Superannuation pension drawdowns – 50% reduction extended to 2022-23

The temporary 50% reduction in minimum annual payment amounts for superannuation pensions and annuities will be extended by a further year to 30 June 2023.

The 50% reduction in the minimum pension drawdowns, which has applied for the 2019-20, 2020-21 and 2021-22 income years, was due to end on 30 June 2022. However, the Government announced that the SIS Regulations will be amended to extend this temporary 50% reduction for minimum annual pension payments to the 2022-23 income year. Given ongoing volatility, the Government said the extension of this measure to 2022-23 will allow retirees to avoid selling assets in order to satisfy the minimum drawdown requirements.

Minimum drawdowns reduced 50% for 2022-23

The reduction in the minimum payment amounts for 2022-23 is expected to apply to account-based, allocated and market linked pensions. Minimum payments are determined by age of the beneficiary and the value of the account balance as at 1 July each year under Sch 7 of the SIS Regs.

Age of Beneficiary (years)

Standard percentage factor (%)

Minimum drawdown for FY20 to FY22 (and FY23 proposed) – after 50% reduction (%)






















No maximum annual payments apply, except for transition to retirement pensions which have a maximum annual payment limit of 10% of the account balance at the start of each financial year.

For the purposes of determining the minimum payment amount for an account-based pension or annuity for the financial years commencing 1 July 2019, 1 July 2020, 1 July 2021 (and 1 July 2022 proposed), the minimum payment amount is half the amount worked under the legislated formula (in clause 1 of Sch 7 of the SIS Regs). The relevant percentage factor is based on the age of the beneficiary on 1 July in the financial year in which the payment is made (or on the commencement day if the pension commenced in that year).

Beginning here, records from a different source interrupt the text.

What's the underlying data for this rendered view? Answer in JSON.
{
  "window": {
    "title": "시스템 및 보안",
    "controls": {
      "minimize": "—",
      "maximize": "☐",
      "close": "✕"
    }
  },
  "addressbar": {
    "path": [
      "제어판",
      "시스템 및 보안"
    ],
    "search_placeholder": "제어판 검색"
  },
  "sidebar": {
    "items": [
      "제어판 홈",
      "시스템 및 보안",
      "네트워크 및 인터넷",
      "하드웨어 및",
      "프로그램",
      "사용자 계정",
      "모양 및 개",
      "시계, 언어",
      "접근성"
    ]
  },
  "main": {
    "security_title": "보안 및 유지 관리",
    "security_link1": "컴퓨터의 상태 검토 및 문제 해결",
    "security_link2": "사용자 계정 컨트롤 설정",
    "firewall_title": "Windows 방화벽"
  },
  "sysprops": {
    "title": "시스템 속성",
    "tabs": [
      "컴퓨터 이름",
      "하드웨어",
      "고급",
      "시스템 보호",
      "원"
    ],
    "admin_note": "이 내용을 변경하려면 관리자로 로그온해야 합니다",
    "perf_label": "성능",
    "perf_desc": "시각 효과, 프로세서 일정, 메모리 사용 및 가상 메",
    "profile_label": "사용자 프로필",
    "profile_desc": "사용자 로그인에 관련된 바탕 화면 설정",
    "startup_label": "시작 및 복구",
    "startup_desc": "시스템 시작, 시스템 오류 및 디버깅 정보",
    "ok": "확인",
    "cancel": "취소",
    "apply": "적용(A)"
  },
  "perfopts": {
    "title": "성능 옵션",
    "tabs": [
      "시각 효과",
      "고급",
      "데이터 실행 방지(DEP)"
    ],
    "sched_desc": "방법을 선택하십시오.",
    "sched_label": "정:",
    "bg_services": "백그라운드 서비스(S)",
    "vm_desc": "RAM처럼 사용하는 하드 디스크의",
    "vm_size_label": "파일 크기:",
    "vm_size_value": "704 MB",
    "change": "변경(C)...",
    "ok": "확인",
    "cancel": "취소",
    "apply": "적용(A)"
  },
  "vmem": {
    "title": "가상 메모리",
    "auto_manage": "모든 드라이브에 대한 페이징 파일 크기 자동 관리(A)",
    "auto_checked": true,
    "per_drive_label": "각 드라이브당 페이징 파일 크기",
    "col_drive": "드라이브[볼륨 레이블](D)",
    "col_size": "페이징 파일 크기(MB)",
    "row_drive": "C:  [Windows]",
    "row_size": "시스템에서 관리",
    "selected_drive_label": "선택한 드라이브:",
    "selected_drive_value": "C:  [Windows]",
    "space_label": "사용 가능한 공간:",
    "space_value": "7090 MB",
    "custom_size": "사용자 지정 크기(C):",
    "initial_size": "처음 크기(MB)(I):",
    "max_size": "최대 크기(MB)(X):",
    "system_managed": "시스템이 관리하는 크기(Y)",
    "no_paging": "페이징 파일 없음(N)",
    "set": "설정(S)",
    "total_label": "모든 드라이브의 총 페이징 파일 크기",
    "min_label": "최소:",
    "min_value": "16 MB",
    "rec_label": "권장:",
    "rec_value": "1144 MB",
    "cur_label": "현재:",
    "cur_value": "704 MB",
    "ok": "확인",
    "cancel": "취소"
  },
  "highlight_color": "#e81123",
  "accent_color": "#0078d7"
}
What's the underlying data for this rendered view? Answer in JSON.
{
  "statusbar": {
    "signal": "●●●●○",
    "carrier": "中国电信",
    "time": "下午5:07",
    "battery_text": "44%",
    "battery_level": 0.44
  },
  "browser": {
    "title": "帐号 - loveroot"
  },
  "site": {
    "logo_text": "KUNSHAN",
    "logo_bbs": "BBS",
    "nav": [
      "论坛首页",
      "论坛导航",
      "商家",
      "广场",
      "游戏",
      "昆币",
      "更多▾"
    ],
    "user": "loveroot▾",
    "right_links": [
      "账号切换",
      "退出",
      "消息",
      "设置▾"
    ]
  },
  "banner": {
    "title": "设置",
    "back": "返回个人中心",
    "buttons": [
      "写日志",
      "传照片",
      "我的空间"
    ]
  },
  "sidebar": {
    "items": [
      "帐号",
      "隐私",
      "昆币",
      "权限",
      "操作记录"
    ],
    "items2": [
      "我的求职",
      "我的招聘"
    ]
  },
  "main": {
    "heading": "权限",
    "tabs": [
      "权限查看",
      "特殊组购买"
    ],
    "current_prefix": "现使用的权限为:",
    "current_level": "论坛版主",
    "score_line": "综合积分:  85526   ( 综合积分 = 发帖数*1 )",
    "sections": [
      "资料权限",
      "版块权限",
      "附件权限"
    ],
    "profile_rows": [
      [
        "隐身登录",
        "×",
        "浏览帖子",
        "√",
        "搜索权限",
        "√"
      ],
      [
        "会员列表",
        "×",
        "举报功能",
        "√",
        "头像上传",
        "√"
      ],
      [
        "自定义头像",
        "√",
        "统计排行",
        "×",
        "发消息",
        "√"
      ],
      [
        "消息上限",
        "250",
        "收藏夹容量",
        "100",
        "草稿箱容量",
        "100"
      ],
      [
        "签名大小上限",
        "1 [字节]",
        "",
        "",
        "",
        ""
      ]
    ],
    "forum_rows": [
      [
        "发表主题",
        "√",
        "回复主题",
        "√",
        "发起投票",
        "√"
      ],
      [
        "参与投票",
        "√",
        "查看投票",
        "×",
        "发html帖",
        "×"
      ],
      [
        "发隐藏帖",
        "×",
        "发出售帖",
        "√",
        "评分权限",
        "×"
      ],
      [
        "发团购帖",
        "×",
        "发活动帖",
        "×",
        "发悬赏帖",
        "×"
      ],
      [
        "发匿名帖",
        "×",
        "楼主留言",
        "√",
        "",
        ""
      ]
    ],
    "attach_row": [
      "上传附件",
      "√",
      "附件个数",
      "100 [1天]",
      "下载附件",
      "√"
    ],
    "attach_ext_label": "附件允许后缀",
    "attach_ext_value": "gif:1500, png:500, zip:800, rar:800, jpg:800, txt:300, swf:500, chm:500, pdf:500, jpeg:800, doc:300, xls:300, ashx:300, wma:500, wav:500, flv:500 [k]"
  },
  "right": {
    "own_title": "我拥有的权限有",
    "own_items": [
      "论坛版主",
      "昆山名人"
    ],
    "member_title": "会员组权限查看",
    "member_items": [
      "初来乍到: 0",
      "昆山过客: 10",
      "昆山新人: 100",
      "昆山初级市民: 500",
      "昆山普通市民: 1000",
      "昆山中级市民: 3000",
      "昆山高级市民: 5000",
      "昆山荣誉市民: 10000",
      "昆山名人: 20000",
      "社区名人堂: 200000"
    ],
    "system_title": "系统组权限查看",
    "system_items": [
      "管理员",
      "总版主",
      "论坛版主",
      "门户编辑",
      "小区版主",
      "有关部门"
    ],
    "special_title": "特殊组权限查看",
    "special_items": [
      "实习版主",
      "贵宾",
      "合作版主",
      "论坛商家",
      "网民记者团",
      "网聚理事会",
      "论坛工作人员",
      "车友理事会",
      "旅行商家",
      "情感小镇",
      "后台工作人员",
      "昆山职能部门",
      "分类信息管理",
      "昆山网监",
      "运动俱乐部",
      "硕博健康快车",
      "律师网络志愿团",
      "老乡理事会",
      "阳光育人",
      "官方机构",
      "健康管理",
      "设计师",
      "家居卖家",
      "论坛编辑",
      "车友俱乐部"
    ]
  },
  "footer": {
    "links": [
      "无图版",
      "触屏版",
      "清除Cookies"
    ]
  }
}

It is important to note that the 50% reduction is not compulsory.  Members who have account based pensions can continue to draw a pension at the full minimum drawdown rate (or more) if they wish – this is just a continued adjustment to the minimum requirements.

 Super Guarantee – no change to legislated rate rise to 10.5% for 2022-23

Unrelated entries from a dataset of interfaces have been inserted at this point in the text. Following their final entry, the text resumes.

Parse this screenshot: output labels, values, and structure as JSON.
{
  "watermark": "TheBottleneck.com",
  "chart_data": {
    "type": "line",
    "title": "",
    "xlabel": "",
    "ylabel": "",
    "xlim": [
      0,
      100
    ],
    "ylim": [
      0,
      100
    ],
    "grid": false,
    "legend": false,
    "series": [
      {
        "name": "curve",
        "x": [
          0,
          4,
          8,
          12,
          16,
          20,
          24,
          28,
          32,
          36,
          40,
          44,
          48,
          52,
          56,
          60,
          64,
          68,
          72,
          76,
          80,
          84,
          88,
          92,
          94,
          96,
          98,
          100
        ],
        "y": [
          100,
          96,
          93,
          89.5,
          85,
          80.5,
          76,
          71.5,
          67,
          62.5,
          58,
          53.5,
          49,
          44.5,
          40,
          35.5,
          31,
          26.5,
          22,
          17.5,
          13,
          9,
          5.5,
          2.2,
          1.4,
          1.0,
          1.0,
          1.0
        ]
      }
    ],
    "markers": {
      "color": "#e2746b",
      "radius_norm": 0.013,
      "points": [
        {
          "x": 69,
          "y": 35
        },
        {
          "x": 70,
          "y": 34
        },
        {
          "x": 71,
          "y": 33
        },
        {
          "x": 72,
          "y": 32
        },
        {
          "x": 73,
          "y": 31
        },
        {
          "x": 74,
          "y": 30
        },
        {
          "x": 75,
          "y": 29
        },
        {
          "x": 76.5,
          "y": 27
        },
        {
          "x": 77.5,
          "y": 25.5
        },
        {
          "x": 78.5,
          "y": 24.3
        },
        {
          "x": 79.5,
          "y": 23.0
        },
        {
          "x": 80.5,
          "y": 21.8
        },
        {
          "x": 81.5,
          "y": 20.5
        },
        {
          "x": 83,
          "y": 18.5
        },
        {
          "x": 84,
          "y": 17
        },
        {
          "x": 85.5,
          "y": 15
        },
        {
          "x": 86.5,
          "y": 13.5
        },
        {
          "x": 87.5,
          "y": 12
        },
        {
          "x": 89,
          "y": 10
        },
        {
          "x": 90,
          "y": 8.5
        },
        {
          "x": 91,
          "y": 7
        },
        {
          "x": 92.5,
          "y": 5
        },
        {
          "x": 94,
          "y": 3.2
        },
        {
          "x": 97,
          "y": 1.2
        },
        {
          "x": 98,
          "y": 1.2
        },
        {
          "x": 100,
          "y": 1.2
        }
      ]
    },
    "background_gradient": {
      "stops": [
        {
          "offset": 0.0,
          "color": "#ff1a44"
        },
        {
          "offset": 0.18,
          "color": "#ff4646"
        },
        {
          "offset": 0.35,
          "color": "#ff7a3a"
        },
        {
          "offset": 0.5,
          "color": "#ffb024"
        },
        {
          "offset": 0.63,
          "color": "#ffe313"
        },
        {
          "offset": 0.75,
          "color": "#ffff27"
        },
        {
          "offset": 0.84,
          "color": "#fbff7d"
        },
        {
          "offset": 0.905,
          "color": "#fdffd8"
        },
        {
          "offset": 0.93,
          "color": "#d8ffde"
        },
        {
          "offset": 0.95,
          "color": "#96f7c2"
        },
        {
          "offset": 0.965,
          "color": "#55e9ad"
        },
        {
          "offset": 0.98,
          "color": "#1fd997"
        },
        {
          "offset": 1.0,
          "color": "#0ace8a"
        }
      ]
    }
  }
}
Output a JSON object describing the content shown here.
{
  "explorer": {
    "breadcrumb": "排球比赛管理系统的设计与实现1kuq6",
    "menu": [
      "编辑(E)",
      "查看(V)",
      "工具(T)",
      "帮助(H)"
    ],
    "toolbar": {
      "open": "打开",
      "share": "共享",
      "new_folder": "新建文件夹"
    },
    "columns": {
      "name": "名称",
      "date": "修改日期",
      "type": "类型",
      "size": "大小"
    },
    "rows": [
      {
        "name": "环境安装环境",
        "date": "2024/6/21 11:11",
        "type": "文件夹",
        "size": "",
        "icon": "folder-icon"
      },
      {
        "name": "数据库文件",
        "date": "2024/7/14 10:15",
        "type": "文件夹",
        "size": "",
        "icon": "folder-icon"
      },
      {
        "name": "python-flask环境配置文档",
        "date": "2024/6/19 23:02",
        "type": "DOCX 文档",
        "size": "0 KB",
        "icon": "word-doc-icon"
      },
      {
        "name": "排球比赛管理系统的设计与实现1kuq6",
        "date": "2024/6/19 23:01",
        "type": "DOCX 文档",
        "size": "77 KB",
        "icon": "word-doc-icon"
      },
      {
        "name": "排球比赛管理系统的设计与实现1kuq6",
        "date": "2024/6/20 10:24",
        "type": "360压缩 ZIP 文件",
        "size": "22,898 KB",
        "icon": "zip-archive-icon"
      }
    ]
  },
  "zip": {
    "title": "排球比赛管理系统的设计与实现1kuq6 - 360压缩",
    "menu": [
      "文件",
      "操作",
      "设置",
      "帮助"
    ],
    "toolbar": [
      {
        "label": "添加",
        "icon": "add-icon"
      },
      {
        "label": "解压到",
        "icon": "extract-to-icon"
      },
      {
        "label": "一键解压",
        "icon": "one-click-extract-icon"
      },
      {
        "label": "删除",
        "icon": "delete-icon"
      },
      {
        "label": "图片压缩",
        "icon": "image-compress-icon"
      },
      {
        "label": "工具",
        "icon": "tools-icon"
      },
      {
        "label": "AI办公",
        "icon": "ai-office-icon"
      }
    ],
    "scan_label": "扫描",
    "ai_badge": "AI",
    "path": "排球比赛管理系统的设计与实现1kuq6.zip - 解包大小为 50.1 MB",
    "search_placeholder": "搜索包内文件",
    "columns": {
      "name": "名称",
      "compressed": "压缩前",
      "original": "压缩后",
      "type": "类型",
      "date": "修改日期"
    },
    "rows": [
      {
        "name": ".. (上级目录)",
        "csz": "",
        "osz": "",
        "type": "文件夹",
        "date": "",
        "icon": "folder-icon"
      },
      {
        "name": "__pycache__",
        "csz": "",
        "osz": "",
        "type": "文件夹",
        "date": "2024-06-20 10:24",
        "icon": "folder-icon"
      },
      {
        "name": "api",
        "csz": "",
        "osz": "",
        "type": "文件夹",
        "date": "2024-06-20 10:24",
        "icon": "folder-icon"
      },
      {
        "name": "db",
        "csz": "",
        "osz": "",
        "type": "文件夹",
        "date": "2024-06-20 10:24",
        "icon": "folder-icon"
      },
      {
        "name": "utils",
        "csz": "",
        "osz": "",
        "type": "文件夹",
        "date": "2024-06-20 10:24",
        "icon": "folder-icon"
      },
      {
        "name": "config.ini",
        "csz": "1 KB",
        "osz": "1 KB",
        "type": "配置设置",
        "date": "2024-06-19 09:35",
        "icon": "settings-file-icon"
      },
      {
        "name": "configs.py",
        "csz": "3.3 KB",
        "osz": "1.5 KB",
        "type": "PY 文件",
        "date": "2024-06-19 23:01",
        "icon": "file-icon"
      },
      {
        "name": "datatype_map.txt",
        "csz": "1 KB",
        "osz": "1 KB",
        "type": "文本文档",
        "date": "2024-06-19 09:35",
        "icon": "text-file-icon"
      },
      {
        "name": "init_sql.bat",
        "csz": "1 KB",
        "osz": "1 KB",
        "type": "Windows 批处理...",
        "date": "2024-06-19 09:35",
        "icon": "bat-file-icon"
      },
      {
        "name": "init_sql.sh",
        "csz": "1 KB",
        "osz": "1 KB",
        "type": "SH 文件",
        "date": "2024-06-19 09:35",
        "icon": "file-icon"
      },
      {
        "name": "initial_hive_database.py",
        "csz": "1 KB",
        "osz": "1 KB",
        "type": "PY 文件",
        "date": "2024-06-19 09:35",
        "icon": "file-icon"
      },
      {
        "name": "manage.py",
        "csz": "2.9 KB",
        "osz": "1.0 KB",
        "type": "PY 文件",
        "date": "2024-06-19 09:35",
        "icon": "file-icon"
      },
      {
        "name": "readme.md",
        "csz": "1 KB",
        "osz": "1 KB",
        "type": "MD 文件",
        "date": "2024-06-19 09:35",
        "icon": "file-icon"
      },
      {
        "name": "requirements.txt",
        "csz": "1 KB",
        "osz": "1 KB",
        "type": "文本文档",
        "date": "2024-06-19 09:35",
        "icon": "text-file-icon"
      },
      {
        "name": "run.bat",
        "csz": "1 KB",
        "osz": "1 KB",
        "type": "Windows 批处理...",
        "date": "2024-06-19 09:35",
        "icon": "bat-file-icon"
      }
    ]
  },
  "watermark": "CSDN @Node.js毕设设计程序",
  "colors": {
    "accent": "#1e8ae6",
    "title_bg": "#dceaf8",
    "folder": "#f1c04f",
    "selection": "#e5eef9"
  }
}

The Budget did not announce any change to the timing of the next Super Guarantee (SG) rate increase. The SG rate is currently legislated to increase from 10% to 10.5% from 1 July 2022, and by 0.5% per year from 1 July 2023 until it reaches 12% from 1 July 2025.

With the SG rate set to increase to 10.5% for 2022-23 (up from 10%), employers need to be mindful that they cannot use an employee’s salary sacrificed contributions to reduce the employer’s extra 0.5% of super guarantee. The ordinary time earnings (OTE) base for super guarantee purposes now specifically includes any sacrificed OTE amounts. This means that contributions made on behalf of an employee under a salary sacrifice arrangement are not treated as employer contributions which reduce an employer’s charge percentage.

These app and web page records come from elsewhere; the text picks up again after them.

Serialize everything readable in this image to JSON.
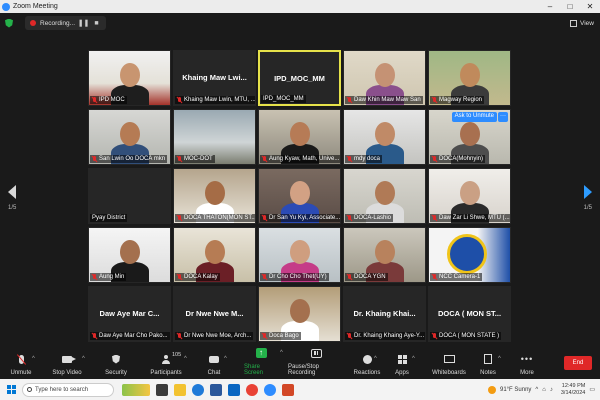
{
  "window": {
    "title": "Zoom Meeting"
  },
  "topbar": {
    "recording_label": "Recording...",
    "view_label": "View"
  },
  "pager": {
    "left": "1/5",
    "right": "1/5"
  },
  "tiles": [
    {
      "center": "",
      "label": "IPD MOC",
      "muted": true,
      "scene": "person1"
    },
    {
      "center": "Khaing Maw Lwi...",
      "label": "Khaing Maw Lwin, MTU, ...",
      "muted": true,
      "scene": "dark"
    },
    {
      "center": "IPD_MOC_MM",
      "label": "IPD_MOC_MM",
      "muted": false,
      "scene": "dark",
      "active": true
    },
    {
      "center": "",
      "label": "Daw Khin Maw Maw San",
      "muted": true,
      "scene": "person2"
    },
    {
      "center": "",
      "label": "Magway Region",
      "muted": true,
      "scene": "person3"
    },
    {
      "center": "",
      "label": "San Lwin Oo DOCA mkn",
      "muted": true,
      "scene": "person4"
    },
    {
      "center": "",
      "label": "MOC-DOT",
      "muted": true,
      "scene": "office"
    },
    {
      "center": "",
      "label": "Aung Kyaw, Math, Unive...",
      "muted": true,
      "scene": "shelf"
    },
    {
      "center": "",
      "label": "mdy doca",
      "muted": true,
      "scene": "person5"
    },
    {
      "center": "",
      "label": "DOCA(Mohnyin)",
      "muted": true,
      "scene": "room",
      "unmute": "Ask to Unmute",
      "more": "···"
    },
    {
      "center": "",
      "label": "Pyay District",
      "muted": false,
      "scene": "dark"
    },
    {
      "center": "",
      "label": "DOCA THATON(MON ST...",
      "muted": true,
      "scene": "person6"
    },
    {
      "center": "",
      "label": "Dr San Yu Kyi, Associate...",
      "muted": true,
      "scene": "person7"
    },
    {
      "center": "",
      "label": "DOCA-Lashio",
      "muted": true,
      "scene": "person8"
    },
    {
      "center": "",
      "label": "Daw Zar Li Shwe, MTU (...",
      "muted": true,
      "scene": "person9"
    },
    {
      "center": "",
      "label": "Aung Min",
      "muted": true,
      "scene": "person10"
    },
    {
      "center": "",
      "label": "DOCA Kalay",
      "muted": true,
      "scene": "person11"
    },
    {
      "center": "",
      "label": "Dr Cho Cho Thet(UY)",
      "muted": true,
      "scene": "person12"
    },
    {
      "center": "",
      "label": "DOCA YGN",
      "muted": true,
      "scene": "person13"
    },
    {
      "center": "",
      "label": "NCC Camera-1",
      "muted": true,
      "scene": "logo"
    },
    {
      "center": "Daw Aye  Mar C...",
      "label": "Daw Aye  Mar Cho Pako...",
      "muted": true,
      "scene": "dark"
    },
    {
      "center": "Dr Nwe Nwe M...",
      "label": "Dr Nwe Nwe Moe, Arch...",
      "muted": true,
      "scene": "dark"
    },
    {
      "center": "",
      "label": "Doca Bago",
      "muted": true,
      "scene": "person14"
    },
    {
      "center": "Dr. Khaing Khai...",
      "label": "Dr. Khaing Khaing Aye-Y...",
      "muted": true,
      "scene": "dark"
    },
    {
      "center": "DOCA ( MON ST...",
      "label": "DOCA ( MON STATE )",
      "muted": true,
      "scene": "dark"
    }
  ],
  "toolbar": {
    "unmute": "Unmute",
    "stop_video": "Stop Video",
    "security": "Security",
    "participants": "Participants",
    "participants_count": "105",
    "chat": "Chat",
    "share_screen": "Share Screen",
    "pause_stop_recording": "Pause/Stop Recording",
    "reactions": "Reactions",
    "apps": "Apps",
    "whiteboards": "Whiteboards",
    "notes": "Notes",
    "more": "More",
    "end": "End"
  },
  "taskbar": {
    "search_placeholder": "Type here to search",
    "weather": "91°F  Sunny",
    "time": "12:49 PM",
    "date": "3/14/2024"
  },
  "colors": {
    "accent": "#2d8cff",
    "active_speaker": "#e6e24a",
    "end": "#e02828",
    "share": "#24b24a"
  }
}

 SG opt-out for high-income earners

The increase in the SG rate to 10.5% from 1 July 2022 also means that the SG opt-out income threshold will decrease to $261,904 from 1 July 2022 (down from $275,000).

High-income earners with multiple employers can opt-out of the SG regime in respect of an employer to avoid unintentionally breaching the concessional contributions cap ($27,500 for 2021-22 and 2022-23). Therefore, the SG opt-out threshold from 1 July 2022 will be $261,904 ($27,500 divided by 0.105).